- _Aim of the task_: Your task is to copy each line of the material below that includes "this".

- _Extracted entries_:
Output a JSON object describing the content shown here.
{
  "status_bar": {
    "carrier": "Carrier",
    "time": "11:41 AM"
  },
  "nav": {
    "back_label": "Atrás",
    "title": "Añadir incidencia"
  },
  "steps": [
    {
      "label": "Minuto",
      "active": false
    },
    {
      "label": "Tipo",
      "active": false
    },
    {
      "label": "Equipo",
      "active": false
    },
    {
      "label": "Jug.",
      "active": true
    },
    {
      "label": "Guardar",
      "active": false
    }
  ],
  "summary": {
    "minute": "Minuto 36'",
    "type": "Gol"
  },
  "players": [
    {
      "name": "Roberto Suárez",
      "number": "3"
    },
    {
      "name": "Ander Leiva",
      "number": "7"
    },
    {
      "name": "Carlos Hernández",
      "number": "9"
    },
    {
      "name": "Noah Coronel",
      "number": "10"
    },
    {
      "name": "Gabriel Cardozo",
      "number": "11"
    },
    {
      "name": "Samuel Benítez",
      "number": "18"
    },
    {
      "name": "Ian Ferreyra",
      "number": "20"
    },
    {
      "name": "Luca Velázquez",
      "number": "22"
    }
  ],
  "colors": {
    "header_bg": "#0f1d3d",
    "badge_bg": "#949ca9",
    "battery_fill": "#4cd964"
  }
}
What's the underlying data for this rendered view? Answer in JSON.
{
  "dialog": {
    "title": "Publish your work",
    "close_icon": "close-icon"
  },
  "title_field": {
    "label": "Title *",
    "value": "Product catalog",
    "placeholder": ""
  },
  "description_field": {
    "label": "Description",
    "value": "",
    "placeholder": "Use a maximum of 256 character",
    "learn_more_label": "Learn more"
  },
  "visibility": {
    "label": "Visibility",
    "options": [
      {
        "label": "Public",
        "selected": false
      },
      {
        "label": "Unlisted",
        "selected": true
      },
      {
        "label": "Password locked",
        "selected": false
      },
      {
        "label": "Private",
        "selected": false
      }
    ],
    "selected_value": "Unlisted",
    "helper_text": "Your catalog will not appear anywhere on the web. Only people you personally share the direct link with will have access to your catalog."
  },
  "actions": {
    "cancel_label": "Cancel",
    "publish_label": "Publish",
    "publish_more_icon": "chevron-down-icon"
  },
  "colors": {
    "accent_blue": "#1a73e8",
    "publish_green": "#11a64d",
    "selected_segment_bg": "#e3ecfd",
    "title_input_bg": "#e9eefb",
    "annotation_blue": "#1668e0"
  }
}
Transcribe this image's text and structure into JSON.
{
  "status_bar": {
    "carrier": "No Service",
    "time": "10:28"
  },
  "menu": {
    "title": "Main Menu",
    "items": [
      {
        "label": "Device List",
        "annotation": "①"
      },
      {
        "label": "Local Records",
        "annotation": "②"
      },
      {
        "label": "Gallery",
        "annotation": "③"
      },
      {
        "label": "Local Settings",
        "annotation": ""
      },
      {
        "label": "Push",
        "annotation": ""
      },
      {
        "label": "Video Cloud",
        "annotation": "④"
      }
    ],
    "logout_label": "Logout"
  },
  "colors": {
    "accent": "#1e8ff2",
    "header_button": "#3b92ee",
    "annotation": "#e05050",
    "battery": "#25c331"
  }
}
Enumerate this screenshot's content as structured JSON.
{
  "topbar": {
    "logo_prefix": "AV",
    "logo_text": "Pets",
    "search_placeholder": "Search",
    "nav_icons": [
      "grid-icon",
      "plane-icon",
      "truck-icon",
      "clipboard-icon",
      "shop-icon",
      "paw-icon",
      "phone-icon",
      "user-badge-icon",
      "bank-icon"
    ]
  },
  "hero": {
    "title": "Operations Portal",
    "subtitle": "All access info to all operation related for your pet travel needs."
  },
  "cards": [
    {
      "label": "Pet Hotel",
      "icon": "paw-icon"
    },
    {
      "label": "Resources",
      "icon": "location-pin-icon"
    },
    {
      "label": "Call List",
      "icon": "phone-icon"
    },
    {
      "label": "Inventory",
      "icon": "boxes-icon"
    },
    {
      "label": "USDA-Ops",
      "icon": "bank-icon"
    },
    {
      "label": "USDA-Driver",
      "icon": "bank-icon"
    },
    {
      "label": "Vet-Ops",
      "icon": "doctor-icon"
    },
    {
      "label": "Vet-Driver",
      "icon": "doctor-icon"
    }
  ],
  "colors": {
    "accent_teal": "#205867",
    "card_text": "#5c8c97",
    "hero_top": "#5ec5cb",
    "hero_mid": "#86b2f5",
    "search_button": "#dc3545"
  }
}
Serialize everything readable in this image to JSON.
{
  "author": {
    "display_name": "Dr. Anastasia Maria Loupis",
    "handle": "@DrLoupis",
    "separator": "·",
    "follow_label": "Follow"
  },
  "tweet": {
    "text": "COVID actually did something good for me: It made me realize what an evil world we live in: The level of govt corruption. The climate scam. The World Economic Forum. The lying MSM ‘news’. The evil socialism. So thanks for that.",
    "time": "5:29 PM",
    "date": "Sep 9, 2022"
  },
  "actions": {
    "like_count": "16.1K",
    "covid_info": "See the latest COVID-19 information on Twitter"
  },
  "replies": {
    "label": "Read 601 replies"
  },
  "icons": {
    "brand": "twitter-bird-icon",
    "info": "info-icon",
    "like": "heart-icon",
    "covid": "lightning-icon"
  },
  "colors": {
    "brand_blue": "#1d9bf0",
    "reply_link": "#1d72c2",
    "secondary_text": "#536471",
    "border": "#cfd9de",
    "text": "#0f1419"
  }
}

- _Response_:
What's the underlying data for this rendered view? Answer in JSON.
Transcribe this image's text and structure into JSON.
Enumerate this screenshot's content as structured JSON.
Serialize everything readable in this image to JSON.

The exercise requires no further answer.